We began by examining Foucault's work on the changing nature of crime and punishment pre and post enlightenment. For more works on the 'bloody code' and crime in the period 1450 - 1850, please see the link of works available on Amazon here:


http://www.amazon.com/phrase/bloody-code



We then chartered Peace's early criminal career and the resulting incarceration at the Wakefield House of Correction.


Here are a few links for the History of Wakefield prison for you to explore:



A Short History of Wakefield Prison





Here We Go Round The Mulberry Bush





Further Information





Wakefield Prison - Historic Maps






We moved on to examine the penal reform changes and examine the prison system in the mid nineteenth century. To place into context what Peace would have experienced at Wakefield in 1851.



It was good to see people have been reading around the subject and been scouring the book shops and online book providers for works on Peace, 19 century crime, economic/social historical accounts. This is great to see!
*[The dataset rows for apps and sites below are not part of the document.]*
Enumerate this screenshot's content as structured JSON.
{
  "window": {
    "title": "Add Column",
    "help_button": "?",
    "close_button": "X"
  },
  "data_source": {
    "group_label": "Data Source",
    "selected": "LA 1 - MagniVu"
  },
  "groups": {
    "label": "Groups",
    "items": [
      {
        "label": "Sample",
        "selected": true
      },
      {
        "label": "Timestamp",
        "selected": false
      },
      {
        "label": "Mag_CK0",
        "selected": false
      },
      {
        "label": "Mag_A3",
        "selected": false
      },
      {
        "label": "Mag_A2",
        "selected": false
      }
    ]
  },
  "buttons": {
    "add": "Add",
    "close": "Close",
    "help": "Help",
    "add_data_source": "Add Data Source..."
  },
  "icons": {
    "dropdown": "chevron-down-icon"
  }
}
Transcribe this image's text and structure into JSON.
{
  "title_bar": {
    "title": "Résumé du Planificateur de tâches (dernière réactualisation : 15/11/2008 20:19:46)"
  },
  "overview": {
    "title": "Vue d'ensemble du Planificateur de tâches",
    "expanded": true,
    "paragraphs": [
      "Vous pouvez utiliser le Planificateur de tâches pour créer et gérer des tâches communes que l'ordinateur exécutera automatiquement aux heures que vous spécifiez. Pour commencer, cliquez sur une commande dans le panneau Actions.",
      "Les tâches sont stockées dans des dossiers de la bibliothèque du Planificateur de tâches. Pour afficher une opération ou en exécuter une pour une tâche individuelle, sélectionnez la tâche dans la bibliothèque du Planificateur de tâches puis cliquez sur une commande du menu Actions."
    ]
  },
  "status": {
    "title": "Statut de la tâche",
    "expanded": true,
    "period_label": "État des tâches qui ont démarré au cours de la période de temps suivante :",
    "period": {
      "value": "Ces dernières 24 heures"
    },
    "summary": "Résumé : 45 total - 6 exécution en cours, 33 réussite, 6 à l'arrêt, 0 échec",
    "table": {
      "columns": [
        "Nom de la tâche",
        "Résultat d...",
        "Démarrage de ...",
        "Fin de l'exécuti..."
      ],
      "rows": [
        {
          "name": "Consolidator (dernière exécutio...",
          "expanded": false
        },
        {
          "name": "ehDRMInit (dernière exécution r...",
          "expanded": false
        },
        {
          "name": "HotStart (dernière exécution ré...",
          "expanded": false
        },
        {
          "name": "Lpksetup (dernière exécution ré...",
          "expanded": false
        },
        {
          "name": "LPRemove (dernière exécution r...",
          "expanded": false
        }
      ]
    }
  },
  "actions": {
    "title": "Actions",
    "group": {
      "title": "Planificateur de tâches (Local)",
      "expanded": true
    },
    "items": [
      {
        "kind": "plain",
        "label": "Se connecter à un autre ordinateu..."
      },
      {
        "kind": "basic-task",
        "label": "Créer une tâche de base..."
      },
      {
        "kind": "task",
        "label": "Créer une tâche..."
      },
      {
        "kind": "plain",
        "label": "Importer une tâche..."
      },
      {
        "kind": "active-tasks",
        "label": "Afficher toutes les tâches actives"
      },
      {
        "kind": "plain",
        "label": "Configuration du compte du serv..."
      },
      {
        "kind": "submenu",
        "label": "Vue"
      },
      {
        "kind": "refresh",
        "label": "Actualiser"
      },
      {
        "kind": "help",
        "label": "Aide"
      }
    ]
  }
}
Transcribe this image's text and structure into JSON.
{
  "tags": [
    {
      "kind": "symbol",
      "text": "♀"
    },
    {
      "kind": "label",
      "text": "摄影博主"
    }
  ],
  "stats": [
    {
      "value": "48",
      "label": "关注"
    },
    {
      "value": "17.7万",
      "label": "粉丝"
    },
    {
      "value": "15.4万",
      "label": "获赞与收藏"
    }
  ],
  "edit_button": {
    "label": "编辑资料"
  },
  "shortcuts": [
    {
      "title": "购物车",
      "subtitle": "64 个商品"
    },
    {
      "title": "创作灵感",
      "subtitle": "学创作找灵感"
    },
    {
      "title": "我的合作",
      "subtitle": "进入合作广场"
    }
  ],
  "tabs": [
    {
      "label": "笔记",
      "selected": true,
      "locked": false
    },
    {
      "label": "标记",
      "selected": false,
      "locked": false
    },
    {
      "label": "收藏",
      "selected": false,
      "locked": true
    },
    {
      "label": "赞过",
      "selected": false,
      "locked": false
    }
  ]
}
Final point - on my 'pals' course we have organised fieldwork that investigates the Redmires archeology in Sheffield. I have tried to organise fieldwork for this course also - a tour of the Black Museum at New Scotland Yard but unfortunately this venue is only open to serving police officers.


Would people be interested in fieldwork for this course? Has anyone ideas or suggestions for a possible day visit to connect in with the themes of this course? Jim mentioned the tour of Lincoln Prison - would this be something people would be interested in?


Perhaps a visit over to Lincoln by train, a tour of the prison and then lunch somewhere? I would welcome your thoughts on this at the next session or by e mail.


Next week - Peace as 'cop killer'





1 comment:

shel said...

Hi,

Yes, I'd certainly be interested in visiting Lincoln (access permitting)

I've found the sessions so far very interesting, and they have left me eager to attend the next session to learn more.

I managed to source "King Of The Lags" through Amazon. The book is in slightly shabby, but readable condition, and was delivered today. I was impressed, as I only ordered it yesterday.

I'm looking forward to a nice quiet evening, curled up reading the book.